* **Material to process**:
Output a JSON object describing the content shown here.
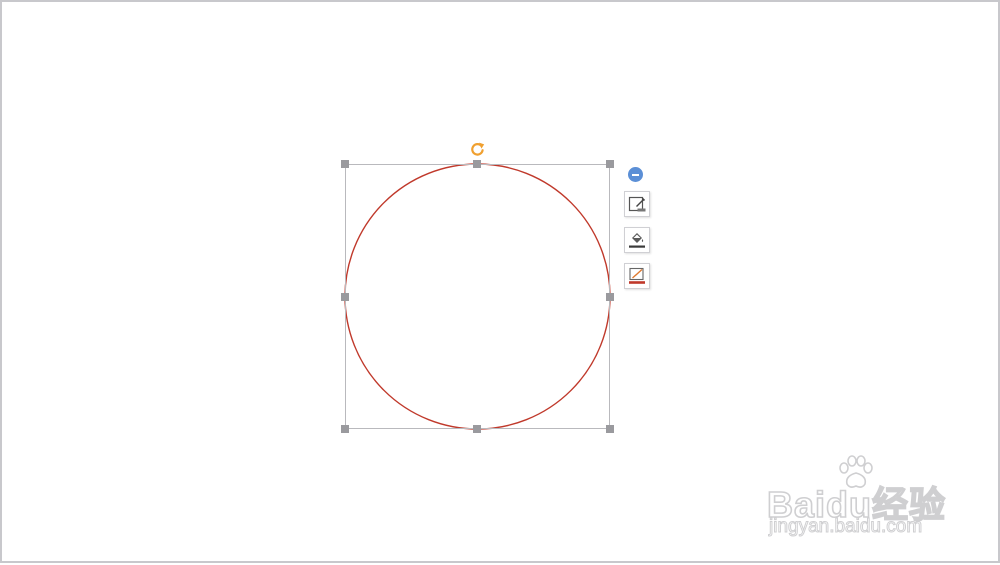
{
  "canvas": {
    "background": "#ffffff",
    "border_color": "#c8c8cc"
  },
  "shape": {
    "type": "circle",
    "outline_color": "#c0392b",
    "fill": "none"
  },
  "selection": {
    "frame_color": "#b9b9bd",
    "handle_color": "#9a9a9e",
    "rotate_handle_color": "#f0a030",
    "rotate_icon": "rotate-icon"
  },
  "side_toolbar": {
    "collapse_icon": "minus-circle-icon",
    "collapse_color": "#5b8fd6",
    "tools": [
      {
        "icon": "shape-style-icon"
      },
      {
        "icon": "fill-bucket-icon"
      },
      {
        "icon": "outline-pen-icon",
        "accent": "#c0392b"
      }
    ]
  },
  "watermark": {
    "brand": "Baidu经验",
    "url": "jingyan.baidu.com",
    "icon": "paw-icon",
    "color": "#a9a9ad"
  }
}
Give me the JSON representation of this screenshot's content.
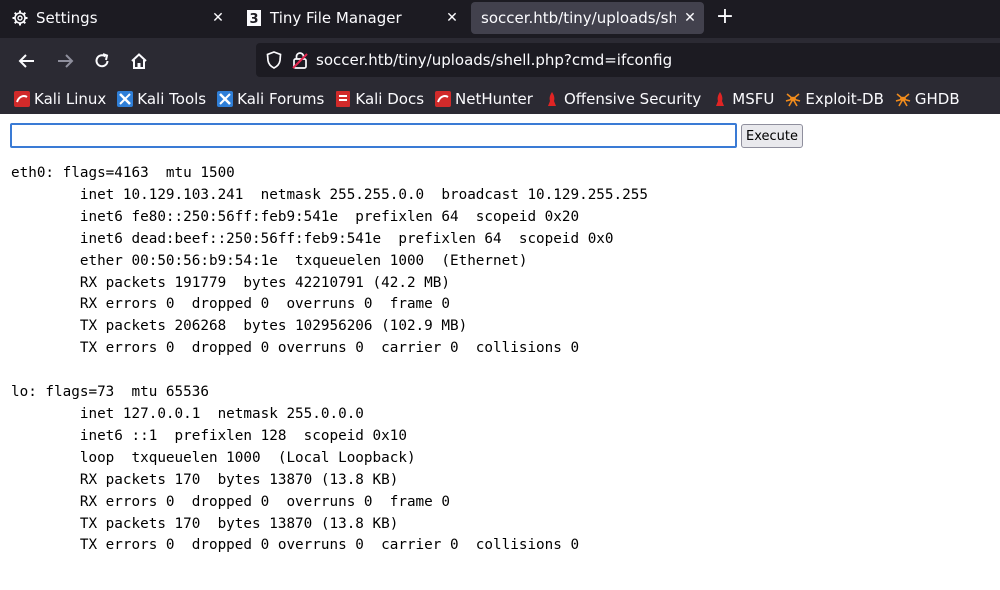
{
  "tabs": [
    {
      "label": "Settings",
      "icon": "gear-icon"
    },
    {
      "label": "Tiny File Manager",
      "icon": "tinyfm-icon"
    },
    {
      "label": "soccer.htb/tiny/uploads/shell.php?cmd=ifconfig",
      "icon": "none",
      "active": true
    }
  ],
  "nav": {
    "url": "soccer.htb/tiny/uploads/shell.php?cmd=ifconfig"
  },
  "bookmarks": [
    {
      "label": "Kali Linux",
      "icon": "kali-icon"
    },
    {
      "label": "Kali Tools",
      "icon": "kali-tools-icon"
    },
    {
      "label": "Kali Forums",
      "icon": "kali-forums-icon"
    },
    {
      "label": "Kali Docs",
      "icon": "kali-docs-icon"
    },
    {
      "label": "NetHunter",
      "icon": "nethunter-icon"
    },
    {
      "label": "Offensive Security",
      "icon": "offsec-icon"
    },
    {
      "label": "MSFU",
      "icon": "msfu-icon"
    },
    {
      "label": "Exploit-DB",
      "icon": "exploitdb-icon"
    },
    {
      "label": "GHDB",
      "icon": "ghdb-icon"
    }
  ],
  "form": {
    "input_value": "",
    "execute_label": "Execute"
  },
  "output": [
    "eth0: flags=4163  mtu 1500",
    "        inet 10.129.103.241  netmask 255.255.0.0  broadcast 10.129.255.255",
    "        inet6 fe80::250:56ff:feb9:541e  prefixlen 64  scopeid 0x20",
    "        inet6 dead:beef::250:56ff:feb9:541e  prefixlen 64  scopeid 0x0",
    "        ether 00:50:56:b9:54:1e  txqueuelen 1000  (Ethernet)",
    "        RX packets 191779  bytes 42210791 (42.2 MB)",
    "        RX errors 0  dropped 0  overruns 0  frame 0",
    "        TX packets 206268  bytes 102956206 (102.9 MB)",
    "        TX errors 0  dropped 0 overruns 0  carrier 0  collisions 0",
    "",
    "lo: flags=73  mtu 65536",
    "        inet 127.0.0.1  netmask 255.0.0.0",
    "        inet6 ::1  prefixlen 128  scopeid 0x10",
    "        loop  txqueuelen 1000  (Local Loopback)",
    "        RX packets 170  bytes 13870 (13.8 KB)",
    "        RX errors 0  dropped 0  overruns 0  frame 0",
    "        TX packets 170  bytes 13870 (13.8 KB)",
    "        TX errors 0  dropped 0 overruns 0  carrier 0  collisions 0"
  ],
  "colors": {
    "tabstrip_bg": "#1c1b22",
    "toolbar_bg": "#2b2a33",
    "active_tab_bg": "#42414d",
    "input_focus": "#3a7bd5"
  }
}
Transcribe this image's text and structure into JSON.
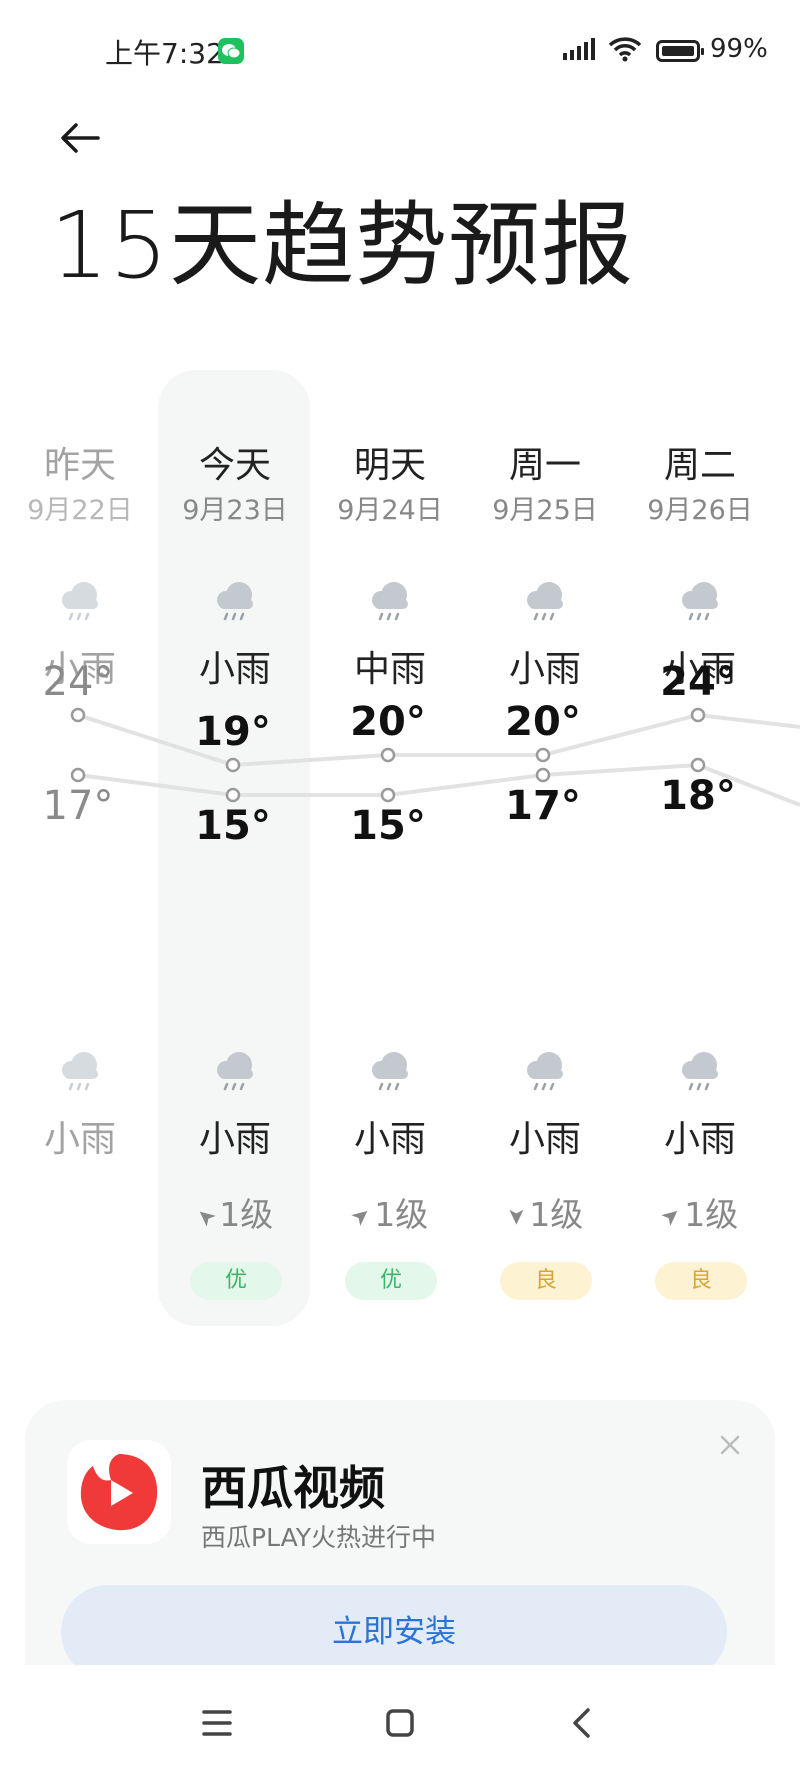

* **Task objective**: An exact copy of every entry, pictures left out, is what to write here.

* **Your solution**:
Output a JSON object describing the content shown here.
{
  "canvas": {
    "background": "#ffffff",
    "border_color": "#c8c8cc"
  },
  "shape": {
    "type": "circle",
    "outline_color": "#c0392b",
    "fill": "none"
  },
  "selection": {
    "frame_color": "#b9b9bd",
    "handle_color": "#9a9a9e",
    "rotate_handle_color": "#f0a030",
    "rotate_icon": "rotate-icon"
  },
  "side_toolbar": {
    "collapse_icon": "minus-circle-icon",
    "collapse_color": "#5b8fd6",
    "tools": [
      {
        "icon": "shape-style-icon"
      },
      {
        "icon": "fill-bucket-icon"
      },
      {
        "icon": "outline-pen-icon",
        "accent": "#c0392b"
      }
    ]
  },
  "watermark": {
    "brand": "Baidu经验",
    "url": "jingyan.baidu.com",
    "icon": "paw-icon",
    "color": "#a9a9ad"
  }
}
Give me the JSON representation of this screenshot's content.
{
  "tabs": [
    {
      "label": "Settings",
      "icon": "gear-icon"
    },
    {
      "label": "Tiny File Manager",
      "icon": "tinyfm-icon"
    },
    {
      "label": "soccer.htb/tiny/uploads/shell.php?cmd=ifconfig",
      "icon": "none",
      "active": true
    }
  ],
  "nav": {
    "url": "soccer.htb/tiny/uploads/shell.php?cmd=ifconfig"
  },
  "bookmarks": [
    {
      "label": "Kali Linux",
      "icon": "kali-icon"
    },
    {
      "label": "Kali Tools",
      "icon": "kali-tools-icon"
    },
    {
      "label": "Kali Forums",
      "icon": "kali-forums-icon"
    },
    {
      "label": "Kali Docs",
      "icon": "kali-docs-icon"
    },
    {
      "label": "NetHunter",
      "icon": "nethunter-icon"
    },
    {
      "label": "Offensive Security",
      "icon": "offsec-icon"
    },
    {
      "label": "MSFU",
      "icon": "msfu-icon"
    },
    {
      "label": "Exploit-DB",
      "icon": "exploitdb-icon"
    },
    {
      "label": "GHDB",
      "icon": "ghdb-icon"
    }
  ],
  "form": {
    "input_value": "",
    "execute_label": "Execute"
  },
  "output": [
    "eth0: flags=4163  mtu 1500",
    "        inet 10.129.103.241  netmask 255.255.0.0  broadcast 10.129.255.255",
    "        inet6 fe80::250:56ff:feb9:541e  prefixlen 64  scopeid 0x20",
    "        inet6 dead:beef::250:56ff:feb9:541e  prefixlen 64  scopeid 0x0",
    "        ether 00:50:56:b9:54:1e  txqueuelen 1000  (Ethernet)",
    "        RX packets 191779  bytes 42210791 (42.2 MB)",
    "        RX errors 0  dropped 0  overruns 0  frame 0",
    "        TX packets 206268  bytes 102956206 (102.9 MB)",
    "        TX errors 0  dropped 0 overruns 0  carrier 0  collisions 0",
    "",
    "lo: flags=73  mtu 65536",
    "        inet 127.0.0.1  netmask 255.0.0.0",
    "        inet6 ::1  prefixlen 128  scopeid 0x10",
    "        loop  txqueuelen 1000  (Local Loopback)",
    "        RX packets 170  bytes 13870 (13.8 KB)",
    "        RX errors 0  dropped 0  overruns 0  frame 0",
    "        TX packets 170  bytes 13870 (13.8 KB)",
    "        TX errors 0  dropped 0 overruns 0  carrier 0  collisions 0"
  ],
  "colors": {
    "tabstrip_bg": "#1c1b22",
    "toolbar_bg": "#2b2a33",
    "active_tab_bg": "#42414d",
    "input_focus": "#3a7bd5"
  }
}
Transcribe this image's text and structure into JSON.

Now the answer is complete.